- I agree with Kuhn's view of textbooks, namely, that (a) they're of immense value in presenting the good stuff culled from the corpus of prior research, (b) they're instrumental (particularly through example problems) in actually building the paradigm, and (c) an unfortunate effect of (a) is that they misrepresent the way science actually progresses as incremental accumulation when it's more like a quasi-Darwinian instance of punctuated equilibrium.
- The essential cycle: paradigm, puzzle-solving, crisis, new paradigm.
- I found it interesting that he likens the "progress" of science to that of evolution: proceeding without a purpose, without an end goal. This is in contrast to the widely-held belief in increasingly good approximations to some ontological "truth."
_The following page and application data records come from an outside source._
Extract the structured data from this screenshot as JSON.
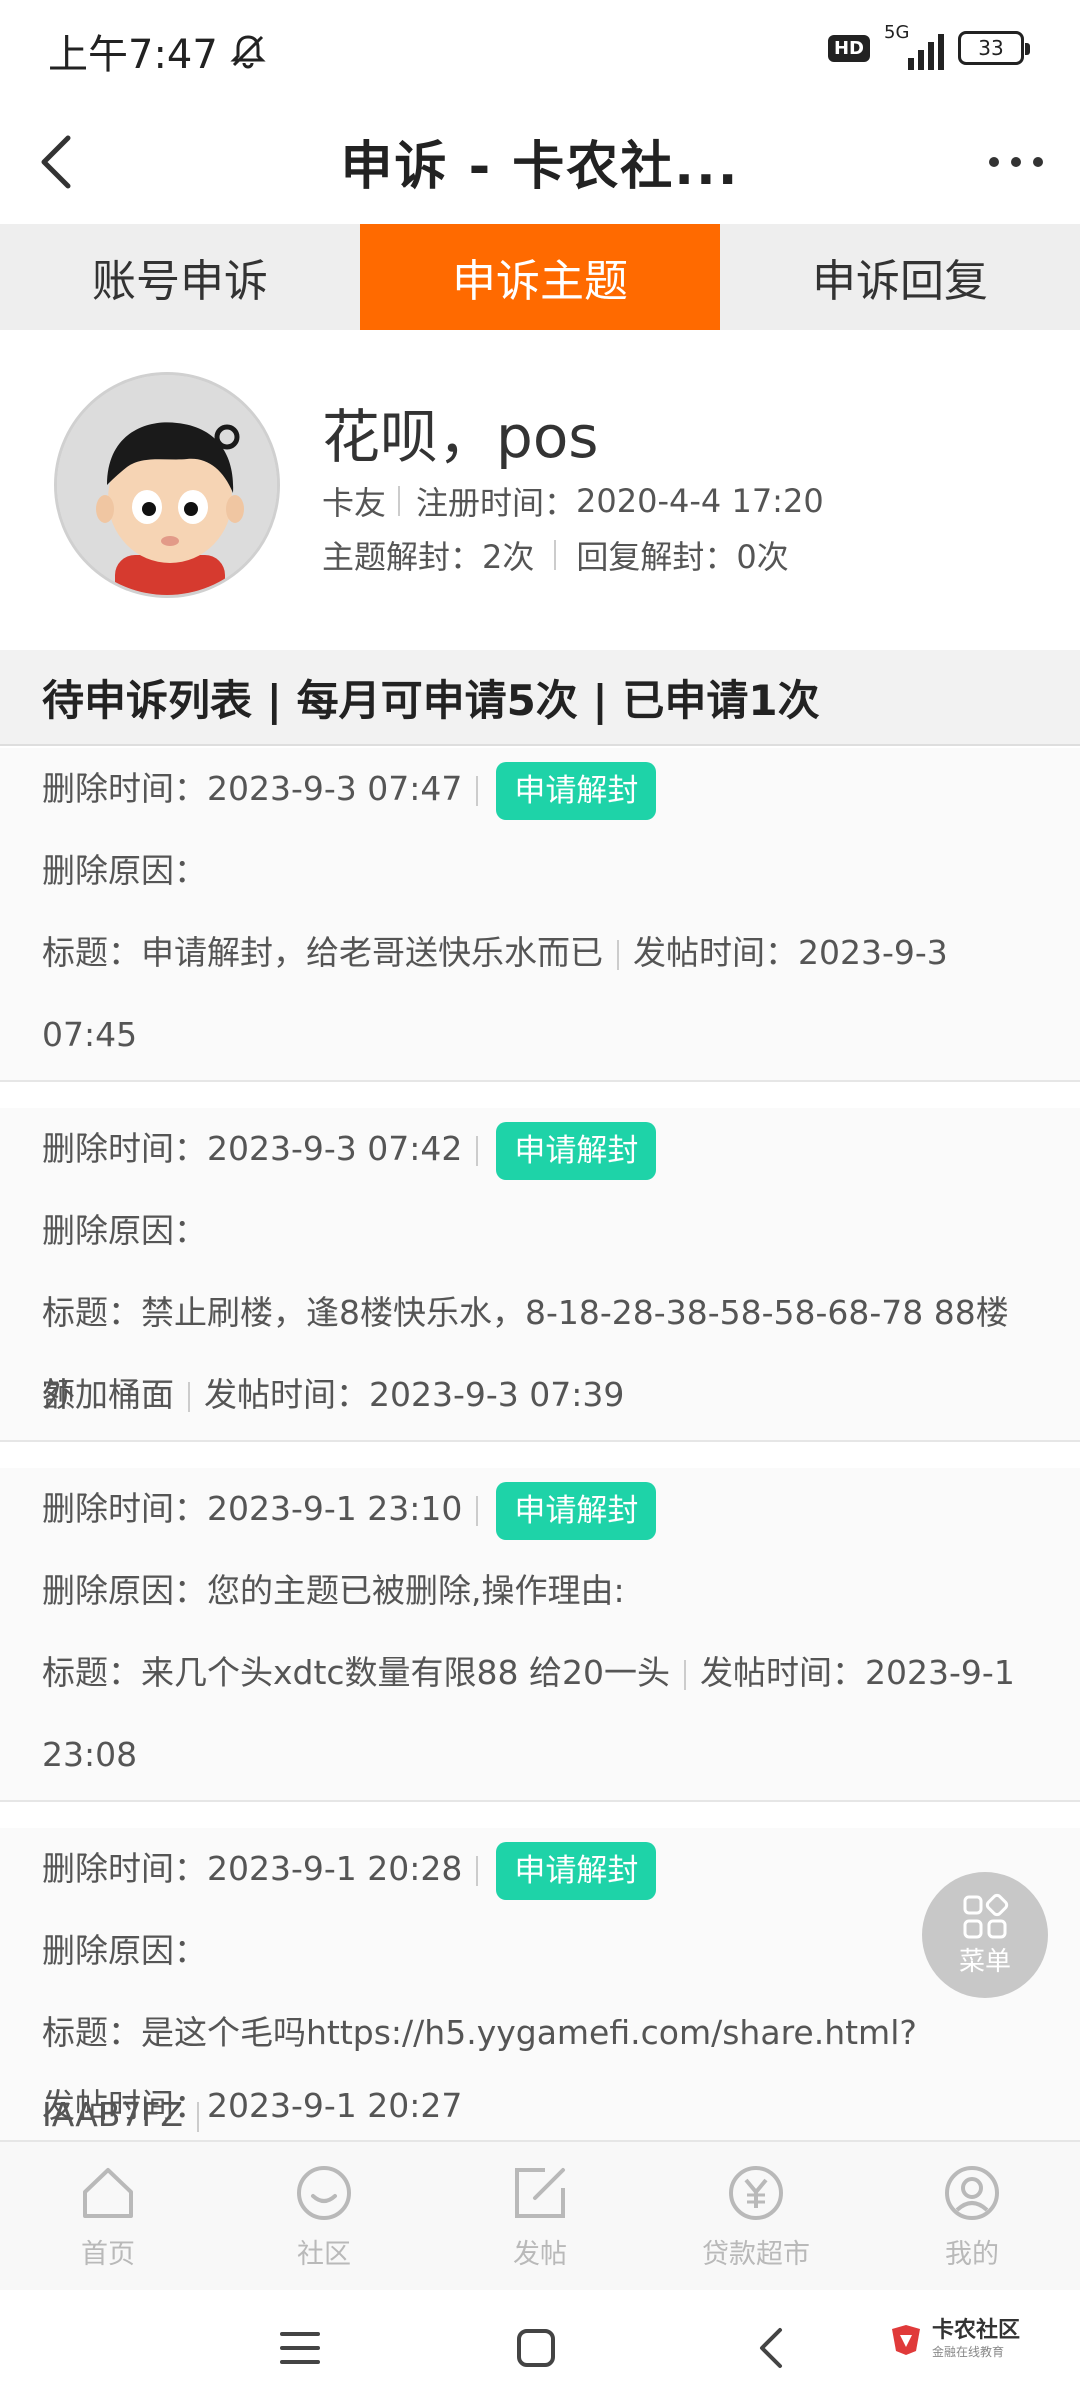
{
  "status_bar": {
    "time": "上午7:47",
    "hd": "HD",
    "network": "5G",
    "battery": "33"
  },
  "nav": {
    "title": "申诉 - 卡农社..."
  },
  "tabs": [
    {
      "label": "账号申诉",
      "active": false
    },
    {
      "label": "申诉主题",
      "active": true
    },
    {
      "label": "申诉回复",
      "active": false
    }
  ],
  "profile": {
    "name": "花呗，pos",
    "role": "卡友",
    "register_label": "注册时间：",
    "register_time": "2020-4-4 17:20",
    "topic_unseal": "主题解封：2次",
    "reply_unseal": "回复解封：0次"
  },
  "list_header": "待申诉列表 | 每月可申请5次 | 已申请1次",
  "records": [
    {
      "delete_time": "删除时间：2023-9-3 07:47",
      "button": "申请解封",
      "reason": "删除原因：",
      "title_line": "标题：申请解封，给老哥送快乐水而已",
      "post_time_inline": "发帖时间：2023-9-3",
      "continuation": "07:45"
    },
    {
      "delete_time": "删除时间：2023-9-3 07:42",
      "button": "申请解封",
      "reason": "删除原因：",
      "title_line": "标题：禁止刷楼，逢8楼快乐水，8-18-28-38-58-58-68-78 88楼额",
      "post_time_inline": "",
      "continuation": "外加桶面",
      "continuation_post_time": "发帖时间：2023-9-3 07:39"
    },
    {
      "delete_time": "删除时间：2023-9-1 23:10",
      "button": "申请解封",
      "reason": "删除原因：您的主题已被删除,操作理由:",
      "title_line": "标题：来几个头xdtc数量有限88 给20一头",
      "post_time_inline": "发帖时间：2023-9-1",
      "continuation": "23:08"
    },
    {
      "delete_time": "删除时间：2023-9-1 20:28",
      "button": "申请解封",
      "reason": "删除原因：",
      "title_line": "标题：是这个毛吗https://h5.yygamefi.com/share.html?IAAB7FZ",
      "post_time_inline": "",
      "continuation": "发帖时间：2023-9-1 20:27"
    }
  ],
  "float_menu": {
    "label": "菜单"
  },
  "bottom_nav": [
    {
      "label": "首页",
      "icon": "home-icon"
    },
    {
      "label": "社区",
      "icon": "community-icon"
    },
    {
      "label": "发帖",
      "icon": "compose-icon"
    },
    {
      "label": "贷款超市",
      "icon": "yen-icon"
    },
    {
      "label": "我的",
      "icon": "profile-icon"
    }
  ],
  "brand": {
    "name": "卡农社区",
    "sub": "金融在线教育"
  },
  "colors": {
    "accent": "#ff6a00",
    "button": "#1ed3a8"
  }
}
- Ahead of his time in terms of understanding exactly how (at the individual and group level) paradigm shifts happen, based on his research/reading into the importance of analogy-making/perception/cognitive schemas.